However, I have realized that my online shopping addiction is not only hurting my wallet, but the environment as well.
As harmless as shopping (even online shopping) seems, there are environmental impacts. I know, it’s sad.
Overconsumption is a huge issue in the fashion and shopping industry, and I know I am a part of that problem. Have you ever been out at a store and there are just so many good sales that you buy way more than you planned on? Yeah, me too, but sadly that is overconsumption. Do you really need that 3rd white tee-shirt?
Overconsumption leads to an increase of clothing being tossed out. It has been said that there are around 2 million tons of textiles and clothing that end up in landfills each year. Two million TONS.
I know I may sound hypocritical right now, because anyone who knows me knows I am a huge sucker for shopping and am constantly browsing online clothing stores. But upon further research, I have cut way back on my shopping habits.
I am not trying to stop you from shopping but thankfully there are things one can do to limit the amount of clothing waste one produces.
Smart shopping is a great place. Go through your closet and get a refresher of the articles you already own. Next time you are out and about shopping, remember what you have so you do not buy duplicates or items that are very similar to ones you already own.
Try to purchase quality made items as well and avoid fast fashion retailers like, H&M, Zara, Bluenotes, and Shein. Even though the clothing at these spots are cheaper, they are not made to last and are massed produced in order to keep up with current and quick passing trends. Try and shop smart and buy staple, timeless items. Sweaters, and cardigans, and jeans are a great thing to buy because they will always be around.
Above is a list of fast fashion retailers. You do not have to avoid these brands at all cost, but try and shop smart at these locations to avoid fast fashion.
The rule of 30 is a great one. When you are shopping and see something you like, but aren’t too sure about, don’t just buy it. Think about if you will wear it 30 times, and think about how you could wear it (potential outfits).
Every six months, or every year, deep clean your closet and pick through every single piece of clothing and think about the last time you wore it. If it was more than 6 months ago, and you won’t wear it again within a few weeks, put it in a donation pile and give it to Value Village, The Salvation Army, or Goodwill. Avoid throwing articles of clothing out unless they are unwearable by others (ripped beyond fixing, stains that won’t come out, that kind of stuff).
Another tip is to learn how to do some simple repairs. Sewing on buttons is simple, easy and quick! I used to work at a dry cleaners, and I learned how to sew buttons on and it has saved me so much! Also stitching up holes on clothes can be a life saver.
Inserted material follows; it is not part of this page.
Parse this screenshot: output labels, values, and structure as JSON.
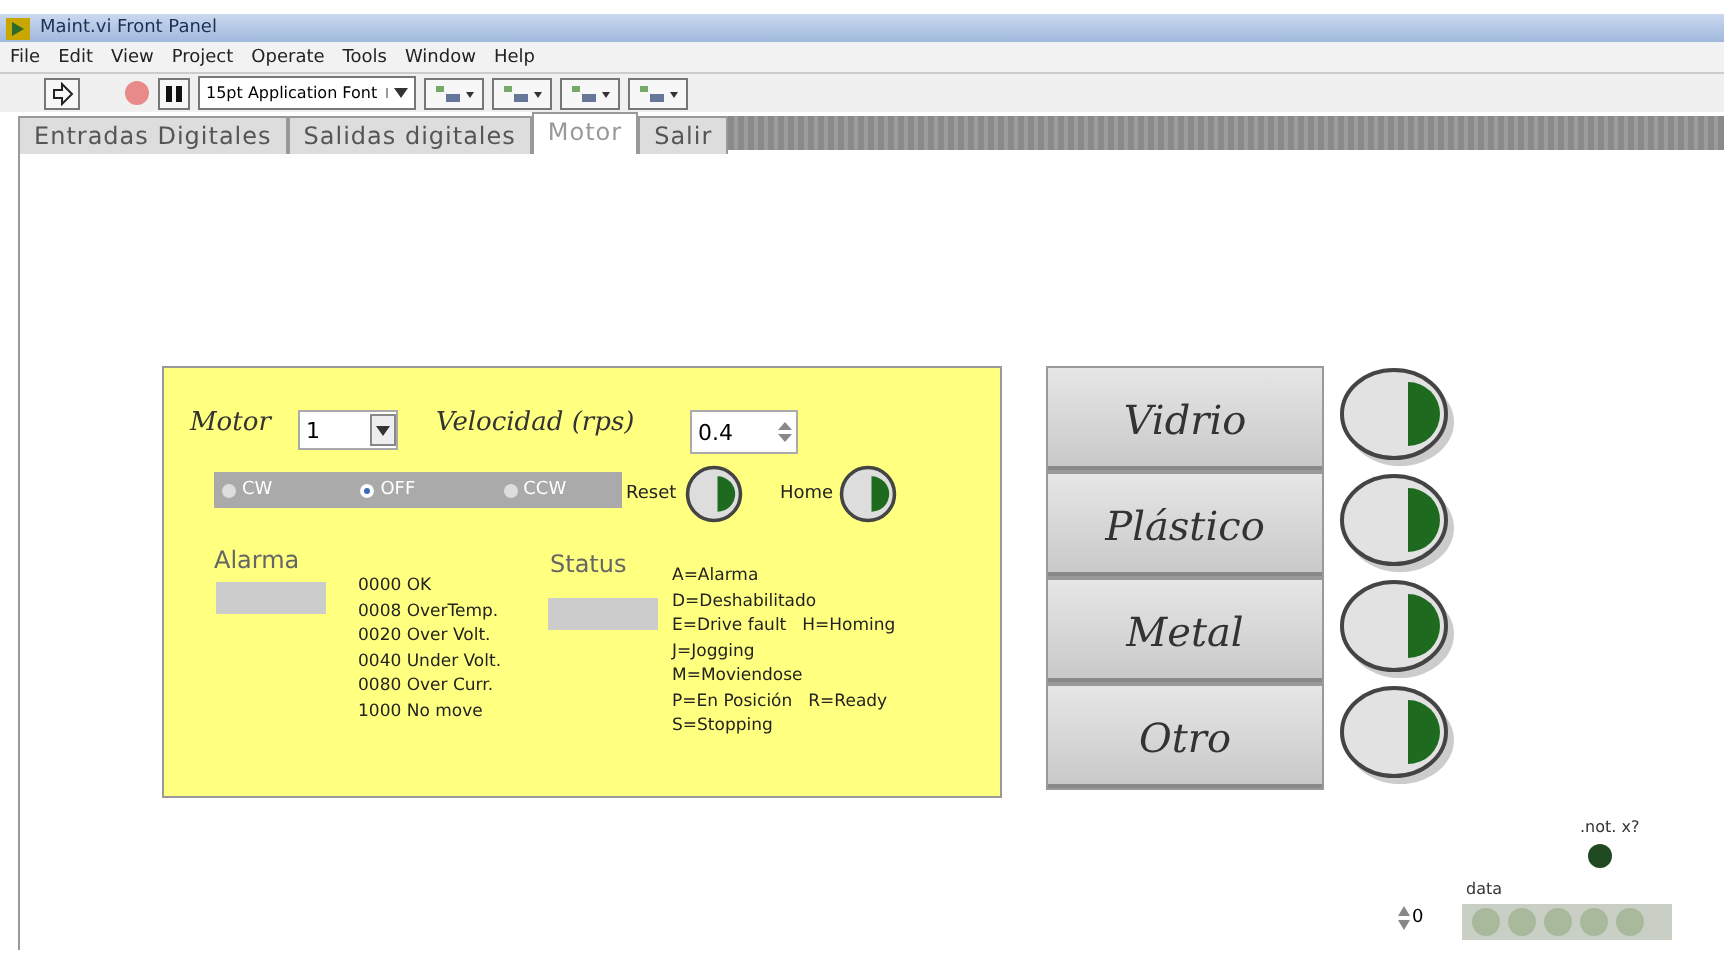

A fun thing to do is clothing swaps with your friends! Pick out some old things you don’t wear anymore, and swap some stuff with friends. This way you get new (to you) closet refreshers without the price tags. I have done this a few times and have gotten some nice hoodies for some old stuff I no longer wore.
Upcycling old favourites is a great way of giving them a new life! My Easter weekend plans are to do exactly that to an old pair of jeans that are too big in the waist and length. I am going to use shorts as a guide and give these jeans a new look! If you have old tee shirts, try either the dying them or even bleach dying!
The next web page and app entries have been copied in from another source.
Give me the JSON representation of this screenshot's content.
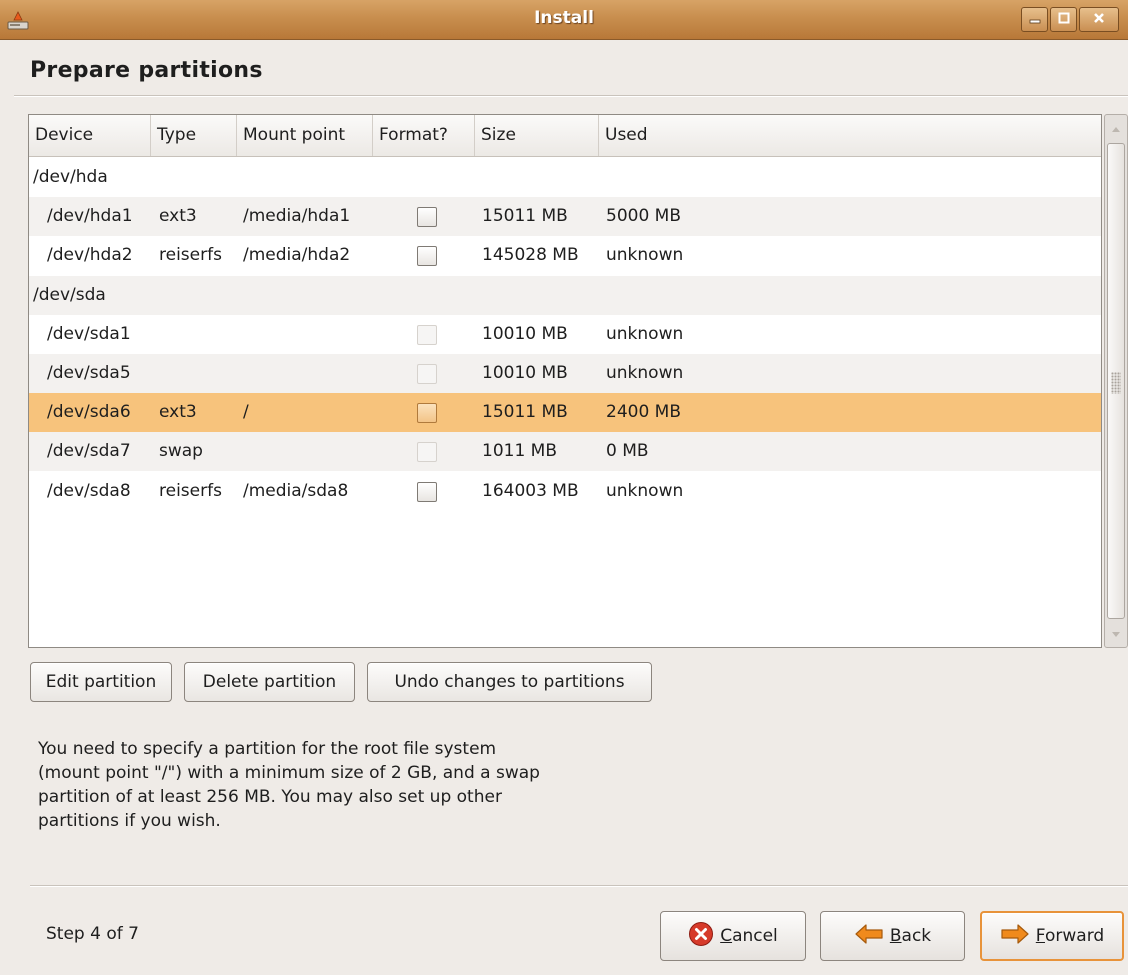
{
  "window": {
    "title": "Install"
  },
  "page": {
    "title": "Prepare partitions"
  },
  "table": {
    "columns": [
      "Device",
      "Type",
      "Mount point",
      "Format?",
      "Size",
      "Used"
    ],
    "rows": [
      {
        "device": "/dev/hda",
        "type": "",
        "mount": "",
        "format": "none",
        "size": "",
        "used": "",
        "is_disk": true
      },
      {
        "device": "/dev/hda1",
        "type": "ext3",
        "mount": "/media/hda1",
        "format": "unchecked",
        "size": "15011 MB",
        "used": "5000 MB",
        "is_disk": false
      },
      {
        "device": "/dev/hda2",
        "type": "reiserfs",
        "mount": "/media/hda2",
        "format": "unchecked",
        "size": "145028 MB",
        "used": "unknown",
        "is_disk": false
      },
      {
        "device": "/dev/sda",
        "type": "",
        "mount": "",
        "format": "none",
        "size": "",
        "used": "",
        "is_disk": true
      },
      {
        "device": "/dev/sda1",
        "type": "",
        "mount": "",
        "format": "disabled",
        "size": "10010 MB",
        "used": "unknown",
        "is_disk": false
      },
      {
        "device": "/dev/sda5",
        "type": "",
        "mount": "",
        "format": "disabled",
        "size": "10010 MB",
        "used": "unknown",
        "is_disk": false
      },
      {
        "device": "/dev/sda6",
        "type": "ext3",
        "mount": "/",
        "format": "unchecked",
        "size": "15011 MB",
        "used": "2400 MB",
        "is_disk": false,
        "selected": true
      },
      {
        "device": "/dev/sda7",
        "type": "swap",
        "mount": "",
        "format": "disabled",
        "size": "1011 MB",
        "used": "0 MB",
        "is_disk": false
      },
      {
        "device": "/dev/sda8",
        "type": "reiserfs",
        "mount": "/media/sda8",
        "format": "unchecked",
        "size": "164003 MB",
        "used": "unknown",
        "is_disk": false
      }
    ]
  },
  "buttons": {
    "edit": "Edit partition",
    "delete": "Delete partition",
    "undo": "Undo changes to partitions"
  },
  "info": "You need to specify a partition for the root file system (mount point \"/\") with a minimum size of 2 GB, and a swap partition of at least 256 MB. You may also set up other partitions if you wish.",
  "footer": {
    "step": "Step 4 of 7",
    "cancel_mnemonic": "C",
    "cancel_rest": "ancel",
    "back_mnemonic": "B",
    "back_rest": "ack",
    "forward_mnemonic": "F",
    "forward_rest": "orward"
  },
  "colors": {
    "titlebar": "#c88e4e",
    "selected_row": "#f7c37c",
    "forward_border": "#e8933a",
    "cancel_icon": "#d63a2a",
    "arrow_icon": "#f08a1c"
  },
  "icons": {
    "app": "installer-icon",
    "minimize": "minimize-icon",
    "maximize": "maximize-icon",
    "close": "close-icon",
    "cancel": "cancel-icon",
    "back": "back-arrow-icon",
    "forward": "forward-arrow-icon"
  }
}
And lastly, it may not be for everyone, but check out some thrift stores! Thrifting is gaining a lot of popularity online and is a bit of a trend. You can find some really good quality items at thrift stores for a fraction of if you bought it new. Grab a friend and head over to the closest Value Village or Goodwill and make a day of it! Dig through the racks and find some bargains. While you’re already there, donate your old clothes, two birds, one stone! If you do not want to go to a thrift store, check out some online second hand places. Depop, Poshmark, and Instagram all have people that sell their old clothes for great prices and they ship them to you.
Happy smart shopping!
Dean, C. (2020). Waste—Is it “really” in fashion? Fashion Revolution. https://www.fashionrevolution.org/waste-is-it-really-in-fashion/